Mom, you are the most loving, kind, gentle, and good thing that I've ever know in this world. Please know how much I love you. Please know how important you are to me. Please know how much I still need you. I am so sorry that my illness prevents me from being able to tell you all of this directly - but you, mom, you know my real heart. You can see into my soul. You always have. Look deeply within me and you will see all that I have said here. Mom, you are the greatest mom in the entire world. I love you with all my heart. Please forgive all the things I can't control and know that even if they make me say things I don't mean, that I love you anyway. Thank you for never leaving me and never letting me go.
Your Son/Daughter
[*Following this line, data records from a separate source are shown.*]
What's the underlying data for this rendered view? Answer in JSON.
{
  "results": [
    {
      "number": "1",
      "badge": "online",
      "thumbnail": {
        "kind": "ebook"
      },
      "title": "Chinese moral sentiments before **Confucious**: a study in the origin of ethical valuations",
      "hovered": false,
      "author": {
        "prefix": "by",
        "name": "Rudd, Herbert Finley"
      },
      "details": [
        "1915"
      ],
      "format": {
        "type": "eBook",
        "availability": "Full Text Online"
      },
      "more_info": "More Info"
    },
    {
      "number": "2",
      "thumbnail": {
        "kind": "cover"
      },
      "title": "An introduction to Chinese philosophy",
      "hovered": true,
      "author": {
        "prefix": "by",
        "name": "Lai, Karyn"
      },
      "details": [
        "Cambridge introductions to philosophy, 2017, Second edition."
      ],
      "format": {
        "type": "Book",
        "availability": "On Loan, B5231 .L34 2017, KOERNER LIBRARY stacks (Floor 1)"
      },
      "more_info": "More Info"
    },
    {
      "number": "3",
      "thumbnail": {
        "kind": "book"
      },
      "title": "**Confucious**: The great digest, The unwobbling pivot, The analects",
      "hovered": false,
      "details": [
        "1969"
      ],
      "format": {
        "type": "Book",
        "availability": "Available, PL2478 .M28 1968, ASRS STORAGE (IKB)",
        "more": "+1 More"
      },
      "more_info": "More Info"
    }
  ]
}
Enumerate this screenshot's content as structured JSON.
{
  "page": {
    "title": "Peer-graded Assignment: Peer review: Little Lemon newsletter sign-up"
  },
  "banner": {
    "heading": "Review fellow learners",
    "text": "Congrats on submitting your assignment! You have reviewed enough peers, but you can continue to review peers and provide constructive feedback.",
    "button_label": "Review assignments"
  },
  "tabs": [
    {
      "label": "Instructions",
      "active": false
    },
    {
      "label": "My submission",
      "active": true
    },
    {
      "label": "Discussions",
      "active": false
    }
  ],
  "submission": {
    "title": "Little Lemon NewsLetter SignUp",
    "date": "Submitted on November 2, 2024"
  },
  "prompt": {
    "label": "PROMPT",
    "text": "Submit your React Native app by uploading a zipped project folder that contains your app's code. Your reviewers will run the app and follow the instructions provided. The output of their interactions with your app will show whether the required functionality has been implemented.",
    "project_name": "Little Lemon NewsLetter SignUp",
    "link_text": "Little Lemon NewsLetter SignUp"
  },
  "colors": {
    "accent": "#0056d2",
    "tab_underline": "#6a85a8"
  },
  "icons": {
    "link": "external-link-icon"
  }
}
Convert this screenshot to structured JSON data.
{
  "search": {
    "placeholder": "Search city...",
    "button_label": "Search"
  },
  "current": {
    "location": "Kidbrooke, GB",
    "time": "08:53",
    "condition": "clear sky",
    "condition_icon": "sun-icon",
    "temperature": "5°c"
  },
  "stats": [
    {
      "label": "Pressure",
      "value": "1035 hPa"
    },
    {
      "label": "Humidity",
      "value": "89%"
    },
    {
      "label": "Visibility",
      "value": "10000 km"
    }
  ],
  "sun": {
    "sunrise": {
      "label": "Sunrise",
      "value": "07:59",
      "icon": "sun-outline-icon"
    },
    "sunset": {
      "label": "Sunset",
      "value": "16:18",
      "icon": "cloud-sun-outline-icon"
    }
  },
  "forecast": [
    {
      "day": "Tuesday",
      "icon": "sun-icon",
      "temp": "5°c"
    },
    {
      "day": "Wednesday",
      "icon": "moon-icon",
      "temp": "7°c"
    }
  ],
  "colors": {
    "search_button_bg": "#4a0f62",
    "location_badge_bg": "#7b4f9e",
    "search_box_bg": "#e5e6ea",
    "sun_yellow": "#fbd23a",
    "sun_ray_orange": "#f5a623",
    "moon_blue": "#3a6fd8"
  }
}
So moms of our group: I am confident that what is expressed above is truly the way your kids feel. As you read it, put their voice to it in your mind. I wish you a blessed Mother's Day. You deserve it. You are all the most incredible mothers I've ever had the privilege to know. Each of you is in my prayers.

Take care, James

This year as Mother's Day approaches, I feel shattered and the tears flow easier than normal.  Because there is a mama in Irving, a mama I've known for nearly 10 years who is burying her only child this Saturday.  And she will have to face Mother's Day.  Without her girl.  Without Lacie, who is the spitting image of her.  Lacie, 19, was the victim of a shooter this past weekend, just as she was about to head back to Irving for the summer.  Lacie, a beautiful spirit, a lover of animals, in the wrong place at the wrong time.  A senseless act.  A thug.

Pray for this mama this Sunday, as she faces life without this child of hers.

I do not know if I will be up for church this Sunday.  I have been feeling like I might be this year, simply because Keith won't even be in the country this Mother's Day.
So maybe it will feel better? 
But now.  
I have to get through the next few days.  I'm going to a funeral for a young woman who should not be dead, who just wanted to be a veterinarian and save every animal.  I'm going to hug a mama who has to say good bye to the only child she's been able to carry.  I don't know how Lacie's mama will even be able to pick her head up off the pillow this Mother's Day.

And I am completely undone.  
And none of this is ok. 
Fellow Moms, especially those whose lives don't look like they had hoped, dreamed or planned, keep looking for the stars even as you sit in the rubble.

And take in this song.  
A place I understand.  
A place I hope to still reach.

A prayer for you and me...

So, if you see women alone this Sunday, hug her.  She might be missing a child, her own mama, her husband, or the life she thought she would have.  Hugs.  Just hugs.  No platitudes or empty statements.  Just love.  Tears are allowed to.  Just let them flow.

Hugs, physical presence and tears heal a lot more than words.

If you know a single mama, take her kids for a few hours.  Give her a respite and take her kids to pick something out for her on Mother's Day--something she didn't have to plan, pull off, or even pay for if you are able to help monetarily.  These mamas often get overlooked.

And should you feel moved to continue the legacy Lacie hoped to leave as she cared for all of the animals, please visit this Gofundme site for Lacie's Legacy.  The funds will be used to establish a non-profit foundation--For the Love of Lacie's Animals.

No comments:

Post a Comment